Among them was an 11-hour computer network outage on Jan. 18. This resulted in knocking out every RCMP’s BlackBerry smartphone. The dispatch of officers was impacted and the RCMP and 240 other police forces were prevented from accessing the Canadian Police Information Centre (CPIC) database.
“A lack of CPIC access severely limits awareness of what threats officers may face when they respond to a call,” according to Paulson. “If a major crime or incident were to occur during an outage of these systems, then the results could be catastrophic.”
In another example, Paulson said the RCMP received “unacceptable delays in deploying IT equipment” during the May 2016 forest fires in Fort McMurray, Alta. The Mounties, which were involved in evacuation of residents and relief efforts, had to wait for three days before getting the mobile devices they requested. When they did, there were fewer devices than expected, the devices could not be used because they were not activated and SSC on-call staff could not be reached.
SSC was created to maintain and improve government IT services, generate savings, and improve IT security. SSC began its tasks in 2013 and was expected to completely transform government IT shared services by 2020.
However, the SSC appears to have struggled with availability and reliability from day one. Last year, Auditor General Michael Ferguson revealed a massive backlog is delaying the processing of Canada Pension Plan disability claims and SSC has failed to meet its goal of cutting cost and streamlining the government’s IT infrastructure. A look into the operation of the Social Security Tribunal of Canada created by the former Conservative government in 2012 showed that 38 per cent of CPP disability claimants have been waiting for over a year for their appeals to be heard.
Availability and reliability of IT systems and networks are critical to any organization of business but more so for health institutions and agencies that deal with security and law and order, according to Claudiu Popa, a security and privacy expert who is the principal of Toronto-based risk assessment and security testing firm Informatica.
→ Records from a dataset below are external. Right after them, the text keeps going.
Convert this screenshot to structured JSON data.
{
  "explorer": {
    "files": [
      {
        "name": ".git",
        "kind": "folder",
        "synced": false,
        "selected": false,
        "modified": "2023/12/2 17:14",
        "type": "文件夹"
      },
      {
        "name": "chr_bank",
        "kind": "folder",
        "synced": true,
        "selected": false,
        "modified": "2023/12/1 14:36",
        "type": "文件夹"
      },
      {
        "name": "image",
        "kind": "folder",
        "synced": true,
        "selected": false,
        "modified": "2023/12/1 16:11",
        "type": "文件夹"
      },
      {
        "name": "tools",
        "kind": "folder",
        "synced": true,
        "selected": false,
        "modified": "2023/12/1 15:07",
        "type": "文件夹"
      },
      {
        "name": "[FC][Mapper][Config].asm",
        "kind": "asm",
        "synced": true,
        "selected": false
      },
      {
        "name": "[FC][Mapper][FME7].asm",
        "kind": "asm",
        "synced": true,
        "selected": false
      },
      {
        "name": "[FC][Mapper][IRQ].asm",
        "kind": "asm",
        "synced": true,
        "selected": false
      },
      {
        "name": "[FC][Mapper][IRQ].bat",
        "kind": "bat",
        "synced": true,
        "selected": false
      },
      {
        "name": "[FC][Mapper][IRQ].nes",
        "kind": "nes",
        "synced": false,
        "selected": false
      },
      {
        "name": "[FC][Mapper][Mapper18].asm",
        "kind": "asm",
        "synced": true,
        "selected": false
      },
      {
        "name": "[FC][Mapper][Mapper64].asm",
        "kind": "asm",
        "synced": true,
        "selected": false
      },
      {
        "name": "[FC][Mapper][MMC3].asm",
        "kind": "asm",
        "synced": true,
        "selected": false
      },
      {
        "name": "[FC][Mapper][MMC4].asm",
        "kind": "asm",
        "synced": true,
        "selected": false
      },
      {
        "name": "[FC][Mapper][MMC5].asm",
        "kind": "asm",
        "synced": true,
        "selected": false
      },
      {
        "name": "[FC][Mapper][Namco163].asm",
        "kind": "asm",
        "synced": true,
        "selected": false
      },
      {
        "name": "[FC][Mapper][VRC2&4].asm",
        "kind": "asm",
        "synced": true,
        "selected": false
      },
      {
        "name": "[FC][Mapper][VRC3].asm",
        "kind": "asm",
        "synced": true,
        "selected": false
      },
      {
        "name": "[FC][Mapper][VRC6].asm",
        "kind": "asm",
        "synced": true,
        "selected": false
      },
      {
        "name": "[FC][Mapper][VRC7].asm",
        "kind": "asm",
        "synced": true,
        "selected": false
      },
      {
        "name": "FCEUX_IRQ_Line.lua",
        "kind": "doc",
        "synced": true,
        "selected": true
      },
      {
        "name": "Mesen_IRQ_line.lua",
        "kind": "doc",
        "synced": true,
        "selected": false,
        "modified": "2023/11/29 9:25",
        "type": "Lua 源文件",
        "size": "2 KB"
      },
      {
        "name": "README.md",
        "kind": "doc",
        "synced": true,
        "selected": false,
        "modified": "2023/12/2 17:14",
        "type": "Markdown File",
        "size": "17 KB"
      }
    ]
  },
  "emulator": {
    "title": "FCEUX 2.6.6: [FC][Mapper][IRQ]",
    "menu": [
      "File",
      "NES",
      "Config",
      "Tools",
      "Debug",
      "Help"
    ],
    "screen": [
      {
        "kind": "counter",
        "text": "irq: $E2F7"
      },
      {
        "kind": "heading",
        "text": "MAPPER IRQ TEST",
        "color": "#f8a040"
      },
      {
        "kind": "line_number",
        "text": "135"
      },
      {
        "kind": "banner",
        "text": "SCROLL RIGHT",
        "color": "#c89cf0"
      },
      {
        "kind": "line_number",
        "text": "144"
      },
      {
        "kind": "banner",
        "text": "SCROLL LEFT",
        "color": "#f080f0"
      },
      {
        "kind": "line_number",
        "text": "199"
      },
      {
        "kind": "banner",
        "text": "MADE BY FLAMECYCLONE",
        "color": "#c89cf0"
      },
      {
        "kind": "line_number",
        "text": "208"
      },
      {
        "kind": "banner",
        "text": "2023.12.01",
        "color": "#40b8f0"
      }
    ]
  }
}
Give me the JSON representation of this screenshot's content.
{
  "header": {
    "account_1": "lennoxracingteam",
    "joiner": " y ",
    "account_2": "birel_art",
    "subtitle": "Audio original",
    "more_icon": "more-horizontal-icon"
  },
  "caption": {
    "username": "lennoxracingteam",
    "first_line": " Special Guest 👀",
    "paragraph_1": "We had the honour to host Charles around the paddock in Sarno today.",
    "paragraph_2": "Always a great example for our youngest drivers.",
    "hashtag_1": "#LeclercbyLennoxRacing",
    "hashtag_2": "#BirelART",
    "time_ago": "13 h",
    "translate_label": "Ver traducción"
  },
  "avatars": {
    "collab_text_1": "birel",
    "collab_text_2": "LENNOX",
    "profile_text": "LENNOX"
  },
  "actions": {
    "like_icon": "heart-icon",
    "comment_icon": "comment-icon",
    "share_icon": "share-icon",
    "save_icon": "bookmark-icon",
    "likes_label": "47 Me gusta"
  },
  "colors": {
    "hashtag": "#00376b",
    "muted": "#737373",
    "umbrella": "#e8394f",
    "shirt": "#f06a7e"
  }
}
Hospital, police and first responders need a greater level of reliability, security, and availability that other organizations, Popa said.
“For these agencies, failure to obtain availability and reliability from the service provider is going to be a serious safety risk that could lead to a major failure,” he said.
Popa also warned that repeated outages and systems failures could have serious “behavioral circumstances” among users.
“When IT equipment repeatedly fails, the users’ trust in it is eroded. In many businesses, users tend to resort to their own solutions,” he said. “This is when you see staff bringing connected their own devices to the network and saving corporate data on their own USB sticks and security risks are introduced into the system.”
Popa said this could be bad news especially for government agencies that handle confidential private data or even highly-classified material.
This is also not the first time that the RCMP has complained about the SSC.
In 2016, Lois Karr, manager of the RCMP’s operational communications centre wrote a report which detailed the failures of the system and warned about how they jeopardized police work and the safety of officers and the public.
In her email to the SSC, Karr complained about the high failure rate of replacement telephone sets for 911 dispatchers. The RCMP had requested for the telephone sets in 2014, but when they arrived the units were faulty and appeared to be refurbished equipment.
The RCMP also said they had repeated email outages including one during the official visit to Ottawa of then- United States Vice-President Joe Biden, when 800 Mounties did not have access to email.